Each numismatic coin type, each year, and each
condition level has its own sub-market, making it
especially difficult for anyone but extremely serious
collectors to make knowledgeable decisions.
The transaction costs for physical precious metals are revealed by the
"bid/ask spread."Bid/Ask Spread The bid-ask spread is the amount difference between a security's bid price and the ask price. This spread is the difference between the premium per coin or per ounce that a customer pays to buy compared to the premium (or discount) that a customer receives when selling. As with any investment, the lower the bid/ask spread, the better.
This is where bullion vs. rare coins really shines. Reputable dealers offer spreads on bullion coins, bars, and rounds in the range of 4% - 7%, depending on the particular product and the quantity desired. Numismatic coins generally have spreads of 30% - 40% and often higher! That means as soon as you buy a collectible coin you should expect it to be worth 30% - 40% less than you paid for it. No savvy investor wants to be that far upside down on day one! Independent Living Bullion representatives have taken many phone calls from customers suffering severe cases of "buyer's remorse" after sinking their savings into these illiquid rare-coin "investments."
To be sure, those so-called "rare coin" companies are making an absolute mint with their bait-and-switch tactics and their overpriced, illiquid numismatic coins. And their customers are given bad advice at best – or ripped off at worst. The worst part is these rip-offs enable high-pressure "collectible coin" outfits to fund a vast array of slick TV commercials, impressive celebrity endorsements, and other "big ticket" ways to get even more unsuspecting precious metals buyers to pay far higher than is wise or necessary.
Bullion Coins, Rounds, and Bars Are the Smart, Pure Play on Precious Metals
spot prices and premiums are subject to change.
Now that we have established why it is so important to buy bullion vs. rare coins for investment, the next most important consideration is to stick with the most popular bullion forms. That is why Independent Living Bullion offers the most widely traded and familiar gold and silver bullion products. Our coins, rounds, and bars are stamped with their weight and purity. They are produced by government mints or reputable manufacturers. This could be important when it is time to sell your metal back. Here's why:
The final consideration is how to choose exactly which round, bar, or bullion coin to buy.

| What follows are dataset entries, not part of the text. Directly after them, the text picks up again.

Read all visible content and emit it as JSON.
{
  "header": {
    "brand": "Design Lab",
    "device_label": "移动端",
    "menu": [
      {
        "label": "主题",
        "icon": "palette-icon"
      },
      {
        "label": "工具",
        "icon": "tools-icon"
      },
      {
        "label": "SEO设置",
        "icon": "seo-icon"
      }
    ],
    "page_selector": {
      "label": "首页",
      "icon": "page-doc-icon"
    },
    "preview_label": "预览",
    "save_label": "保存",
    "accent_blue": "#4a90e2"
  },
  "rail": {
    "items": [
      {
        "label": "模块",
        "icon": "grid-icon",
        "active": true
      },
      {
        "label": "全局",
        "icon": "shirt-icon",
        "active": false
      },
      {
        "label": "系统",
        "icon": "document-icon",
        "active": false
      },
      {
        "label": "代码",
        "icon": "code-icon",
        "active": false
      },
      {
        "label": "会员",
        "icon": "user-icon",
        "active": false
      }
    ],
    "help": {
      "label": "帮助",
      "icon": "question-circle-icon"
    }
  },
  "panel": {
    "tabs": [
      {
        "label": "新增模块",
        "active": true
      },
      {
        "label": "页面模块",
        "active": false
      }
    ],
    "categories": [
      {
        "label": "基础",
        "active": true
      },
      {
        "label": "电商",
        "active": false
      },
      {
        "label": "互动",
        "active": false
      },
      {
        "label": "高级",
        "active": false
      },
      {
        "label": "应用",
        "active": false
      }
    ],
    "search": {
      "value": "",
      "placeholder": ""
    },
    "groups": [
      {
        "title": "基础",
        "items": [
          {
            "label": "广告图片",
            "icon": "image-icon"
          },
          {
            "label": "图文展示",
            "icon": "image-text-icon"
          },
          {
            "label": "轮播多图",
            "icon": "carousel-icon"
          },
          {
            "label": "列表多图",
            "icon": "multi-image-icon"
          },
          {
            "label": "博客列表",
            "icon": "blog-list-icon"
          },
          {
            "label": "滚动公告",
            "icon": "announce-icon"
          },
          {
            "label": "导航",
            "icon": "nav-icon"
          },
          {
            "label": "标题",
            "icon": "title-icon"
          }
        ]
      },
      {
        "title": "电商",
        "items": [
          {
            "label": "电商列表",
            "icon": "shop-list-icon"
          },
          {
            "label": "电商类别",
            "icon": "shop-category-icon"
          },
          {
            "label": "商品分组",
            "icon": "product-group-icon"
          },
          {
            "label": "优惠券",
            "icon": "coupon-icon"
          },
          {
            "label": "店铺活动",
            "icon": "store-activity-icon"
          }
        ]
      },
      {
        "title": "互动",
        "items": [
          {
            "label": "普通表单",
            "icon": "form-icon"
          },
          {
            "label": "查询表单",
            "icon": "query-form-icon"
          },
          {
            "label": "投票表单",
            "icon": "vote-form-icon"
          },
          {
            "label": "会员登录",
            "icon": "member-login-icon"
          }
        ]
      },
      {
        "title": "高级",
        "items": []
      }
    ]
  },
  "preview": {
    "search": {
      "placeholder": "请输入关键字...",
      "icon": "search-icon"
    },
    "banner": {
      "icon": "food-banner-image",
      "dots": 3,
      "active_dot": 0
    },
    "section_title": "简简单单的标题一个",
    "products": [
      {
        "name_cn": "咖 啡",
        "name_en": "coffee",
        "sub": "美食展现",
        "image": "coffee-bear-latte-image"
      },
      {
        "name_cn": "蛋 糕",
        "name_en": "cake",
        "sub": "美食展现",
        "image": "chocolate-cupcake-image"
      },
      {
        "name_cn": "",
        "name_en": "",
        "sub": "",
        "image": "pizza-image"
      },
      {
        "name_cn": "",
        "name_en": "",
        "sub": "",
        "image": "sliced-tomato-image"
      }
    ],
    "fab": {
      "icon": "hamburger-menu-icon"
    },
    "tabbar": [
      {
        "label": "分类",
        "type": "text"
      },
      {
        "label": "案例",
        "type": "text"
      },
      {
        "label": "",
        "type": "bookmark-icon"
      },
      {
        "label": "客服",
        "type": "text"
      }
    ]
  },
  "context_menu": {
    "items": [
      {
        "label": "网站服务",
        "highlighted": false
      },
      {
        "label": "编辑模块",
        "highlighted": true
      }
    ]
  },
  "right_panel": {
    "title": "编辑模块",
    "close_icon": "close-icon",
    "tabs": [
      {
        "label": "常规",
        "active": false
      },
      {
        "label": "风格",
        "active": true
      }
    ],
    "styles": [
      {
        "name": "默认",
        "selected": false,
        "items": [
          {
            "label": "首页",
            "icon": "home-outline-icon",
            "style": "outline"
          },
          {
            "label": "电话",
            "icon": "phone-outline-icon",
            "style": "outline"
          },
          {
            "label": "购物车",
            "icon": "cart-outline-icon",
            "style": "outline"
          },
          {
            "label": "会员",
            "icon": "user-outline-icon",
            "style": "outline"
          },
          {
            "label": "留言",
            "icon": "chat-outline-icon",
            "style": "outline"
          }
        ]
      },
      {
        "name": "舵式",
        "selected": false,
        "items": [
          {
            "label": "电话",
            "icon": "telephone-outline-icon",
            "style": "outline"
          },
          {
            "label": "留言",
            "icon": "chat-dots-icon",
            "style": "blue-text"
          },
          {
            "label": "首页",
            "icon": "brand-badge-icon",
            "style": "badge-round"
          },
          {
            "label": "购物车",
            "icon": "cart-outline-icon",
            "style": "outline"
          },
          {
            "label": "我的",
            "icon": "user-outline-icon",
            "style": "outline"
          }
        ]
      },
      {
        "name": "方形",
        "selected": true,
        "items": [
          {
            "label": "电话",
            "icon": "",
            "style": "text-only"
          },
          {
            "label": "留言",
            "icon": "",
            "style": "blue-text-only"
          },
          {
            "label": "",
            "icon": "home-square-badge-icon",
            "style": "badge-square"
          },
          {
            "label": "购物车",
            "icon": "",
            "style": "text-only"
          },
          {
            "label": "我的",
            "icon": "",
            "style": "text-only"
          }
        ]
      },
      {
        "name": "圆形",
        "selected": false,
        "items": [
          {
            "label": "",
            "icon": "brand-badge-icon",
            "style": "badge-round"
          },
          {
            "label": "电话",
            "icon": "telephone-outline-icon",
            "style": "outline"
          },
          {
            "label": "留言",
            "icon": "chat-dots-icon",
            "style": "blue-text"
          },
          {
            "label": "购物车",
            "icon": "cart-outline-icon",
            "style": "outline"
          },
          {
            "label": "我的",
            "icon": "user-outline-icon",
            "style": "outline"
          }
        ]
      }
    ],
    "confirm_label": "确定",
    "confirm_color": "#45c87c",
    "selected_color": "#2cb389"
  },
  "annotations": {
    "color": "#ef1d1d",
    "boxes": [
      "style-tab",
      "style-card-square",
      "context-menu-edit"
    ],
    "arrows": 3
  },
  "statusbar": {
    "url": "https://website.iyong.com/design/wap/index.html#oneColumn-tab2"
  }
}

Please note that this consideration is far less crucial than those mentioned earlier. If you avoid paying way too much for dubious collectible coins and stick with popular bullion products, your investment will allow you to capture essentially all the gains that can be had in the gold and silver markets. That said, we believe you can best secure those gains by buying whatever option offers the lowest premium at the time of your purchase.
We expect the metal itself to produce outsized returns. So the name of the game is to acquire as many ounces as possible today and let those ounces go to work for you.
To illustrate, take a look below at this hypothetical scenario, based on Independent Living Bullion's sell pricing and buy-back pricing as of early November 2011.
As this example demonstrates, even though an investor can expect Silver American Eagles to be worth $2.00-$3.00 more per ounce more than the pre-1965 90% silver coins when it is time to sell, he would enjoy higher gains if he bought the pre-1965 coins because he would acquire more silver ounces for his money. In an alternative scenario wherein the sell-back premiums on American Eagles rose by $2.00, enabling one to pocket nearly $64 per ounce (instead of just under $62/oz.), the investor would end up with $203,456 – surpassing the total return on junk silver. But sell-back premiums on pre-1965 "junk silver" could rise, too – markedly so if there is a run on the physical market.
To summarize, we think precious metals investors will do best by following these guidelines:
What's next to do?
Stefan Gleason, President
Independent Living Bullion